by Gao Haolin 高豪林. Chang Jiang Art and Literature Press, 2012.
Reviewed by Shagufta Yasmin, (Ph.D. candidate, Centre of East Asian Studies, School of International Studies, Jawaharlal Nehru University)
Guo Moruo is a well-known poet, historian, archaeologist and government official of 20th century China. This book is a compilation of some of his works, and is divided into four sections comprising: poems, autobiography, short stories, and a play.
The biography consists of two parts: ‘My Childhood’ and ‘Ten years of Composition’. Guo Moruo mentions that this biography is written just to document the life of a person (himself) who witnessed the transition from imperial phase to capitalist phase in China. Most of his poetry reflects his own hopes, aspirations, and admiration of natural beauty. It also illustrates his efforts to establish a new and better China, his expression of melancholy and his love for the motherland. Guo feels entangled by traditional Chinese thought, family structure (filial piety) and arranged marriage. His compositions depict his aspiration to liberate society and thereby himself from these orthodox traditions and structures. In his famous work titled ‘The Nirvana of Feng Huang (Phoenix)’, Guo Moruo emphasizes that new society can only be created after the old one is burnt to ashes.
Most of his poetry is free verse which represents a change in the field of Chinese literature, which occurred as a result of Bai Hua Yundong (New Literature Movement). This movement focussed on the use of language which is known and spoken by the common people, and was contrary to the pre-existing rigid and complex language used by government officials.
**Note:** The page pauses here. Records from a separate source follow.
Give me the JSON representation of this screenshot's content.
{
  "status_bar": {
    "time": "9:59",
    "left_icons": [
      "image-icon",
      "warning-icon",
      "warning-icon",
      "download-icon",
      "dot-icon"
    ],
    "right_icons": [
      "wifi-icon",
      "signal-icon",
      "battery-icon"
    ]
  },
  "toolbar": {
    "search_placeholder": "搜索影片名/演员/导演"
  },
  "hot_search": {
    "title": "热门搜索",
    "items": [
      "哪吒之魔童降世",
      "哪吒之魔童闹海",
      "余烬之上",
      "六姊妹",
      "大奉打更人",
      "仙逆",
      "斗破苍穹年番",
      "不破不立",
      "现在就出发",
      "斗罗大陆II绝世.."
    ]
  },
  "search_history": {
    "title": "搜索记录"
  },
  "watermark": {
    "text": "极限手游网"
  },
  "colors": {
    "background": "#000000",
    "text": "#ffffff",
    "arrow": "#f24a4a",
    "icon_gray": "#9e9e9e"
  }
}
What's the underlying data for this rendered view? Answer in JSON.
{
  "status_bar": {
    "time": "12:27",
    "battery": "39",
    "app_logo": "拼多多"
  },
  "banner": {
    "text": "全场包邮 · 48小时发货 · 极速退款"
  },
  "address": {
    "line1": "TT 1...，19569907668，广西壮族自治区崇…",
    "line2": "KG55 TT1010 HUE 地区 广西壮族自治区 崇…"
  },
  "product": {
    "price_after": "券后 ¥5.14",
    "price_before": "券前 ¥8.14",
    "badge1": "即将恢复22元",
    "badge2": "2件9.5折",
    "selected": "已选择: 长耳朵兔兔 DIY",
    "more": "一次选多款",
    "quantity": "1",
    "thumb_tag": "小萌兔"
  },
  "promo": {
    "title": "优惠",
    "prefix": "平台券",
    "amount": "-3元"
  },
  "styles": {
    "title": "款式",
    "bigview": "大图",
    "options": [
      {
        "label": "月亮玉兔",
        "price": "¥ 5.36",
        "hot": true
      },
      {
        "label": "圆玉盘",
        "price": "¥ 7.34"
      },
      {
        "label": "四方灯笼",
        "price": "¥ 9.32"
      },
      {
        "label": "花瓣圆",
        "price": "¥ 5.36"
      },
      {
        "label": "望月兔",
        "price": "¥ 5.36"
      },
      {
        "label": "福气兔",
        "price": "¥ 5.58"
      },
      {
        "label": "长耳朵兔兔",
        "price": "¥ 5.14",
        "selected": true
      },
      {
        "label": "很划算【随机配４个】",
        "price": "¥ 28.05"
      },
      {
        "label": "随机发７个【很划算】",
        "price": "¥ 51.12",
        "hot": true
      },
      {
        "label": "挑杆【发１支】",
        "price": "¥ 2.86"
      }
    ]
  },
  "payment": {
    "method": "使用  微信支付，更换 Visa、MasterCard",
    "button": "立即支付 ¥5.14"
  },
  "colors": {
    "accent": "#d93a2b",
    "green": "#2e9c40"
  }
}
Guo seems to be influenced so much by this movement that he does not shy away even from using English words in his Chinese poems.
In the play Qu Yuan, Guo uses a historical analogy of the patriotic poet Qu Yuan to portray his love for country and to express his inability to bring desirable and positive changes, despite his intellectual capabilities. In his biography, he claims that he envisions Qu Yuan within himself. Most of the short stories also seem to be of his own life experiences, where the protagonist has a striking resemblance to his own self.
Guo Moruo’s early education, which he received at home, comprised of classical Chinese literature. His mother, who was not well educated, taught him Tang-era poetry. The early childhood knowledge of literature is visible in Guo’s works in the form of historical plots and characters. Guo, with his unbridled temperament, was a voracious reader who read a lot of foreign literature, including western and Asian authors, such as Goethe, Tolstoy, Walt Whitman, Spinoza, Rabindranath Tagore, and many more. These authors are also mentioned in his compositions in this book. Guo also mentions the famous Indian poet Kabir in one of his poems. In the biography, he says that there was a time when he almost gave up on literature and then he came across the works of the Indian Nobel Laureate, which restored his faith in it and motivated him to pursue literature further.
This book is a reflection of the author’s own self, and his reactions towards the socio-economic and socio-political changes that were taking place during the early 20th century. These changes included the abolition of the Imperial Examination System, the overthrow of the Qing government (Xinhai Revolution), the May Fourth Movement, etc. This book can thus help readers to understand the societal structure and issues that prevailed in early 20th century China.